Monday, October 8, 2012

Dealing in Doubt

Introduction

Here, I've brought together the quotes of 52 thinkers arranged as a deck of cards (13 concepts x 4 quotes). The chronological development of each idea is presented clockwise from the top left: (1) spades, (2) hearts, (3) clubs and (4) diamonds. 


Jokers 

 


Reject anthropomorphism. (Rationalism)

Most religious people already reject the idea of an anthropomorphic god, but many would not go so far as to say that their god is a metaphor. Their god is somehow incorporeal but real. Rationalists understand the sacred as metaphor.

 

 









Reject credulity. (Atheism)

We are conditioned to see faith as virtuous in its own right, but determined faith is wishful thinking. Many people have higher regard for believers of other faiths than for atheists. They uphold faith as a virtue independent of the substance of belief.

 


 


 

 




Reject miracles. (Naturalism)

Everything conforms to the laws of nature, yet scientific discoveries continue to be greeted as heresies. Religious resistance to knowledge is evident in the story of Eden. It is a serious threat to scientific literacy and critical thinking. 

 

 






Reject prophesy. (Empiricism)

We reflexively revere the exotic as mysterious. We allow for prophesy and miracles that happened in an ancient, far away land but dismiss modern prophets and faith healers from familiar places as insane. Prophesy is hearsay. Discovery trumps revelation. 

 

 








Reject immortality. (Cynicism)

It is narcissistic to insist that our consciousness is indispensable. An eternal consciousness would not be bound by the circumstantial and physiological limitations that we experience in life and would not share our acquired or hereditary traits.

 

 








Reject fatalism. (Antitheism)

Divine intervention is a nepotism fantasy. If a god exists, it is either disinterested, impotent or cruel. A god that demands worship is, furthermore, a narcissist. Religious fatalism and servility are corrosive to human self-worth. 

 

 









Reject sectarianism. (Cosmopolitanism)

Rival faith claims are mutually contradictory. Most people adopt the religion of their community. There is no good reason to assume that any particular tradition holds any ultimate, transcendent truth. 

 

 







Reject subjugation. (Stoicism)

Faith calls for resignation of the will. A population that believes in the virtue of faith will be docile. Blind faith is inherently authoritarian, whether extorted by religion or the State. Atheism encourages free thought and skepticism.

 

 









Reject compulsory faith. (Agnosticism)

Resolute atheism is not necessary to understand that piety licenses brutality. Many people identify as agnostic as a concession to the tautology that The Unknowable is unknowable. Others stress that the burden of proof is on the believer.

 

 






Reject Supernaturalism. (Skepticism)

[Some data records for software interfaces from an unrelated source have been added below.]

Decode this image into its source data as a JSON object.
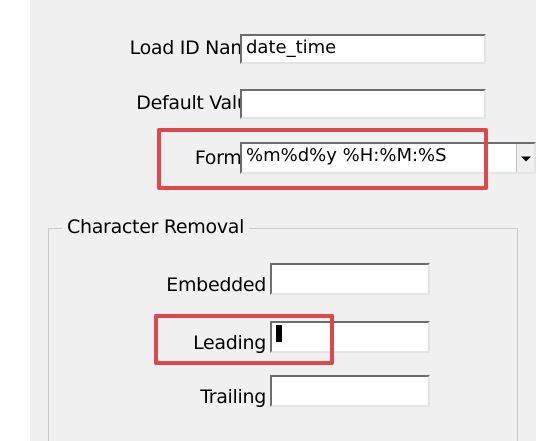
{
  "fields": {
    "load_id_name": {
      "label": "Load ID Name",
      "value": "date_time"
    },
    "default_value": {
      "label": "Default Value",
      "value": ""
    },
    "format": {
      "label": "Format",
      "value": "%m%d%y %H:%M:%S"
    }
  },
  "character_removal": {
    "title": "Character Removal",
    "embedded": {
      "label": "Embedded",
      "value": ""
    },
    "leading": {
      "label": "Leading",
      "value": ""
    },
    "trailing": {
      "label": "Trailing",
      "value": ""
    }
  },
  "icons": {
    "dropdown": "chevron-down-icon"
  },
  "colors": {
    "highlight": "#e0474c",
    "panel": "#f0f0f0"
  }
}
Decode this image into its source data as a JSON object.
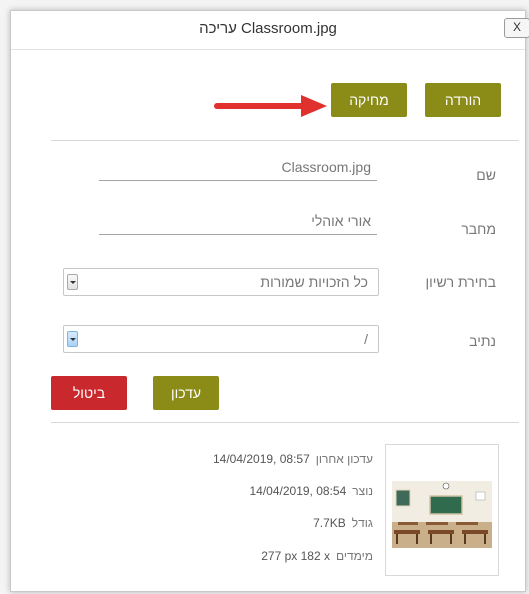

We create the mind/body duality to resolve the dissonance caused by the brain's lack of self-awareness. We create the body/spirit duality by extension. Incorporeal consciousness is impossible because consciousness resides in the brain.

 


 




 


Reject obscurantism. (Humanism)

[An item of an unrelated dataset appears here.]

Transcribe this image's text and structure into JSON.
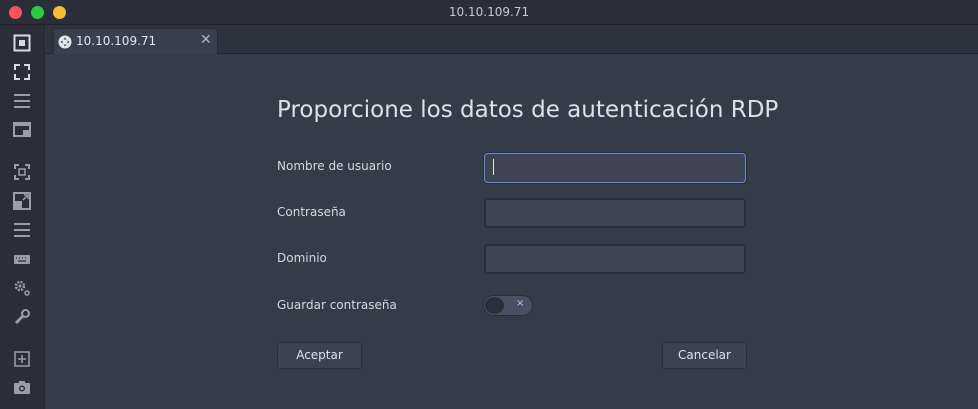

Empathy is a universal human quality that informs ethics. Psychopaths are the exception that proves the rule. It is obscurantist and craven to insist that without the threat of eternal punishment humans would descend into moral depravity

 

 






Reject theocracy. (Secularism)

Reason is the common currency of civil society. Whatever the views of a religious majority may be, the government must remain secular. To grant every individual freedom of conscience based on sectarian beliefs makes consensus impossible.

 


 


 

 



Reject indoctrination. (Freethought)

Faith calls for suspension of the intellect. Faith is not invoked unless there is a claim that cannot stand on its own merits. When we declare certain revered notions immune from scrutiny, we declare competing ideas thought-crimes.

 

 










Conclusion

The atheism of the ancients was no less strident than the New Atheism. In this regard, there is very little that is new about either the New Atheism. It need not dampen anyone's enthusiasm, however, to see what has been touted as innovative described instead as part of an ancient intellectual heritage.